The fear that your loved one will fall and be unable to get help is real and unsettling. Falling is a leading cause of serious injury in older adults. In fact, the Center for Disease Control reports that more than one in four adults over 65 fall every year, and less than half tell their doctor about it. Falls in the senior population result in over 800,000 hospitalizations a year. If you fall once, your chances of falling again double. These statistics are alarming, and caregivers should recognize what may add to the risk of falling and how to minimize that risk.
Most falls are the result of many risk factors including lower body weakness, balance issues, vision problems, osteoporosis, and trip hazards. One often overlooked risk factor is medication. Fall risk associated with medication can be affected by type of medication, drug metabolism, drug-drug interaction and overprescribing. The following groups of medications can make a senior more susceptible to falling. Here you can learn why these medications are prescribed and why they might increase fall risk.
Healthcare professionals prescribe psychotropic drugs to treat disorders related to mental health. A psychotropic describes any drug that affects behavior, mood, thoughts, or perception. Basically, these medications work by altering or balancing chemicals in the brain called neurotransmitters. Some mental health problems improve when neurotransmitters like dopamine, serotonin, or norepinephrine increase or decrease.
About 20% of all adults over 65 take at least one type of psychoactive medication. This increases to 80% in seniors living in nursing homes and assisted living facilities. Categories of psychotropic medications include antidepressants, antipsychotics, and drugs used to treat dementia, bipolar disorder, insomnia, anxiety, and pain.
Benzodiazepines (e.g. Xanax, Valium, Ativan) are commonly prescribed and widely associated with increased fall risk. They have a sedative effect, and the risk of fall increases with higher doses of this drug class. Even short-acting benzodiazepines can be unsafe in seniors with other fall risk factors.
Sleep medications (e.g. Ambien, Lunesta, Sonata) also heighten fall risk because of impaired psychomotor function. The highest risk of fall is seen in seniors who take a sleep medication every night. Even over-the-counter medications to treat occasional insomnia, mostly antihistamines, are associated with fall risk in older adults.
Pain medications, especially opioids, put seniors at a seven-fold risk of falling compared to older adults who take over-the-counter medications such as ibuprofen or acetaminophen. These falls occur because side effects of dizziness, loss of coordination, and balance are common with opioid use.

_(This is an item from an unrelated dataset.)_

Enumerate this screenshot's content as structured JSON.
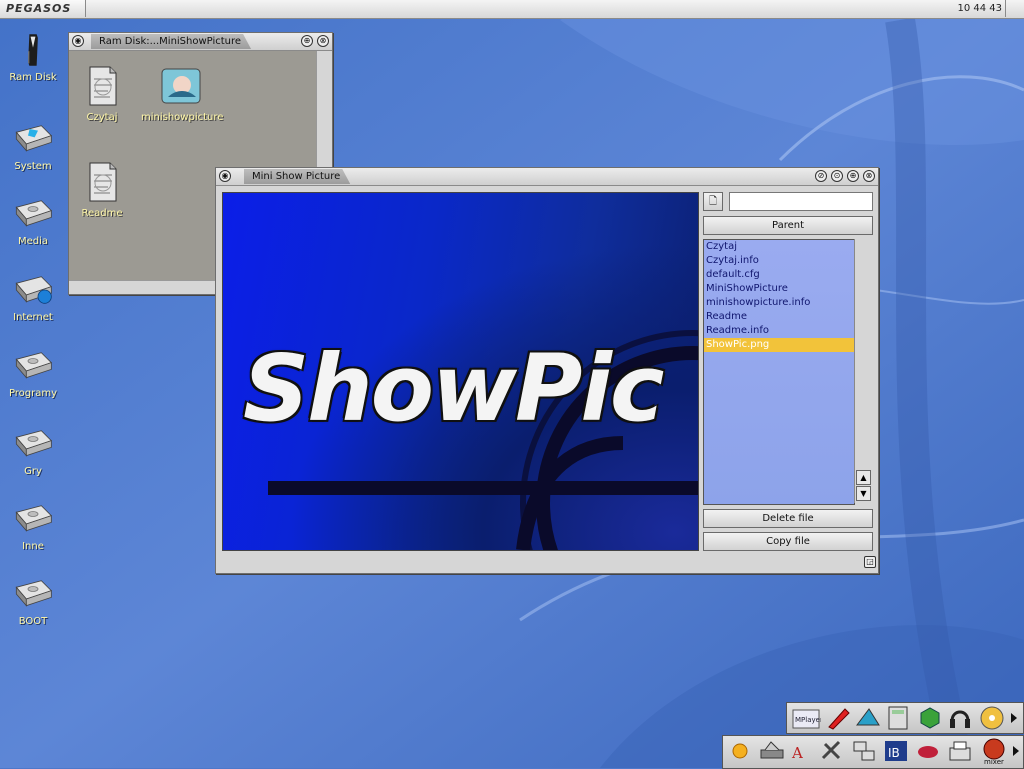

Anticholinergics And Antimuscarinics
This group of medications helps to regulate the functions of the parasympathetic nervous system, which controls many involuntary functions such as muscle contraction, dilation of blood vessels, increased bodily secretions or gastrointestinal activity. Medications in this class are used to treat symptoms of an overactive bladder, irritable bowel syndrome, Parkinson’s Disease, and lung problems such as asthma. Side effects may include blurred vision, light sensitivity, mood changes, confusion, or disorientation. These all contribute to the risk of falling. Lower doses of anticholinergics and antimuscarinics have been shown to decrease fall risk.
Cardiovascular And Hypertension Drugs
Hypertension, or increased blood pressure, is treated with medications that block the body’s production of a substance that tightens blood vessels. Side effects of dizziness, gait, and balance impairment are the main contributors to fall risk in seniors. A condition called postural hypotension is also a side effect of many blood pressure medications. This occurs when your blood pressure suddenly drops when you change position from lying down to sitting up or from sitting to standing. This greatly increases fall risk when dizziness and disorientation occur.
Popular heart medications used to treat atrial rhythm disorders include beta-blockers digoxin and amiodarone. The main risk of falling from these drugs comes from fainting. As many as 40% of patients who take certain cardiovascular medications have experienced dizziness and feeling faint enough to double their risk of falling.
What Can I Do to Minimize the Risk of Falling from Medications?
The medications mentioned here do not represent a comprehensive list of drugs that may increase fall risk, and not everyone who takes them may have that increased risk. Fortunately, medications are an easy risk factor to change. Make sure to provide your primary doctor with a list of all of your medications, including over-the-counter drugs and supplements. Ask your provider to review the list specifically with increased fall risk in mind.
Your healthcare professional may stop medication when possible, switch to an alternative medication with less side effects, or reduce the dosage of medicine associated with fall risk. It is imperative that seniors and their caregivers listen carefully and follow the directions of their primary care providers. Clinicians will appreciate a proactive approach and help to adjust medications to reduce fall risk or confirm the necessity of the medication’s benefits over that risk. You can then rest assured that you’ve crossed one risk factor off the list to keep your senior loved one safe.
de Jong MR, Van der Elst M, Hartholt KA. Drug-related falls in older patients: implicated drugs, consequences, and possible prevention strategies. Therapeutic Advances in Drug Safety 2013; 4:147–154.
Hill KD and Wee R. Psychotropic Drug-Induced Falls in Older People: A Review of Interventions Aimed at Reducing the Problem. Drugs and Aging 2012; 29:15-30.